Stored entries
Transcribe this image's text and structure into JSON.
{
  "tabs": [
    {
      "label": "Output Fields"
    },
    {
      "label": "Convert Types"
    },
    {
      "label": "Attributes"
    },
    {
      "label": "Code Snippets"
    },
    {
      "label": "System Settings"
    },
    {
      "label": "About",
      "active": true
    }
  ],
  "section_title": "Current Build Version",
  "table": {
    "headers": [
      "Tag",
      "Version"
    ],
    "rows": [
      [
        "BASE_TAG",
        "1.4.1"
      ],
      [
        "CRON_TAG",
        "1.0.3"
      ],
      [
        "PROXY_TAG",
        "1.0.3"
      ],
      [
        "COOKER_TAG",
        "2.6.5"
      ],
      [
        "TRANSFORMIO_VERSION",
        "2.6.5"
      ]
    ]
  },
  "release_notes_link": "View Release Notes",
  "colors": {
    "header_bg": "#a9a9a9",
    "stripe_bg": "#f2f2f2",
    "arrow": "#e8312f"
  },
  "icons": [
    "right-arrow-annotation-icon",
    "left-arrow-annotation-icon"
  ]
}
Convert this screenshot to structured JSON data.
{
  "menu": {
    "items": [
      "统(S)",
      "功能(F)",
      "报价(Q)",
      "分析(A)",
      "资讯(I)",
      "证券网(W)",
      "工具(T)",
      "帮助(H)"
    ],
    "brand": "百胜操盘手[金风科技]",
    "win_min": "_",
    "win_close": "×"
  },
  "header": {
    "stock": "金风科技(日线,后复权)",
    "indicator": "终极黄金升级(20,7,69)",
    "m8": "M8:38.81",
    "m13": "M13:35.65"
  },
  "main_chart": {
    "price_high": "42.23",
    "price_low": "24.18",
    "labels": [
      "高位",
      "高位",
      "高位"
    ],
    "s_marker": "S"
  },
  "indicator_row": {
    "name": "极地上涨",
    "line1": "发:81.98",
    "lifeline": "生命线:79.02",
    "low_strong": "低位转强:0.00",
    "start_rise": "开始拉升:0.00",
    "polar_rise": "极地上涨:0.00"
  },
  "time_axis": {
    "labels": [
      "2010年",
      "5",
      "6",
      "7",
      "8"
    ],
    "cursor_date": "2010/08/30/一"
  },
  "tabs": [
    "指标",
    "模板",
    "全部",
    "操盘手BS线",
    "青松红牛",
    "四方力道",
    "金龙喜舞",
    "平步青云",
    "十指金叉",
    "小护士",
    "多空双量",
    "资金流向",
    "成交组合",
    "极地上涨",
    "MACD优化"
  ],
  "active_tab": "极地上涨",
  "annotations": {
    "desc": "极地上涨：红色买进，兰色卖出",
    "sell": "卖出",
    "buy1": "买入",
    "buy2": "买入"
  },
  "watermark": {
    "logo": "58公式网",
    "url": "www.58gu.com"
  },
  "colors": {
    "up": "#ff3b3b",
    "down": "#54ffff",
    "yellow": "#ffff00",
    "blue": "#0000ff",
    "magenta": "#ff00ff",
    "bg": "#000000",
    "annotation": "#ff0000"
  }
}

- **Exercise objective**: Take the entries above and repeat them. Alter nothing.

- **Written response**:
Transcribe this image's text and structure into JSON.
{
  "tabs": [
    {
      "label": "Output Fields"
    },
    {
      "label": "Convert Types"
    },
    {
      "label": "Attributes"
    },
    {
      "label": "Code Snippets"
    },
    {
      "label": "System Settings"
    },
    {
      "label": "About",
      "active": true
    }
  ],
  "section_title": "Current Build Version",
  "table": {
    "headers": [
      "Tag",
      "Version"
    ],
    "rows": [
      [
        "BASE_TAG",
        "1.4.1"
      ],
      [
        "CRON_TAG",
        "1.0.3"
      ],
      [
        "PROXY_TAG",
        "1.0.3"
      ],
      [
        "COOKER_TAG",
        "2.6.5"
      ],
      [
        "TRANSFORMIO_VERSION",
        "2.6.5"
      ]
    ]
  },
  "release_notes_link": "View Release Notes",
  "colors": {
    "header_bg": "#a9a9a9",
    "stripe_bg": "#f2f2f2",
    "arrow": "#e8312f"
  },
  "icons": [
    "right-arrow-annotation-icon",
    "left-arrow-annotation-icon"
  ]
}
Convert this screenshot to structured JSON data.
{
  "menu": {
    "items": [
      "统(S)",
      "功能(F)",
      "报价(Q)",
      "分析(A)",
      "资讯(I)",
      "证券网(W)",
      "工具(T)",
      "帮助(H)"
    ],
    "brand": "百胜操盘手[金风科技]",
    "win_min": "_",
    "win_close": "×"
  },
  "header": {
    "stock": "金风科技(日线,后复权)",
    "indicator": "终极黄金升级(20,7,69)",
    "m8": "M8:38.81",
    "m13": "M13:35.65"
  },
  "main_chart": {
    "price_high": "42.23",
    "price_low": "24.18",
    "labels": [
      "高位",
      "高位",
      "高位"
    ],
    "s_marker": "S"
  },
  "indicator_row": {
    "name": "极地上涨",
    "line1": "发:81.98",
    "lifeline": "生命线:79.02",
    "low_strong": "低位转强:0.00",
    "start_rise": "开始拉升:0.00",
    "polar_rise": "极地上涨:0.00"
  },
  "time_axis": {
    "labels": [
      "2010年",
      "5",
      "6",
      "7",
      "8"
    ],
    "cursor_date": "2010/08/30/一"
  },
  "tabs": [
    "指标",
    "模板",
    "全部",
    "操盘手BS线",
    "青松红牛",
    "四方力道",
    "金龙喜舞",
    "平步青云",
    "十指金叉",
    "小护士",
    "多空双量",
    "资金流向",
    "成交组合",
    "极地上涨",
    "MACD优化"
  ],
  "active_tab": "极地上涨",
  "annotations": {
    "desc": "极地上涨：红色买进，兰色卖出",
    "sell": "卖出",
    "buy1": "买入",
    "buy2": "买入"
  },
  "watermark": {
    "logo": "58公式网",
    "url": "www.58gu.com"
  },
  "colors": {
    "up": "#ff3b3b",
    "down": "#54ffff",
    "yellow": "#ffff00",
    "blue": "#0000ff",
    "magenta": "#ff00ff",
    "bg": "#000000",
    "annotation": "#ff0000"
  }
}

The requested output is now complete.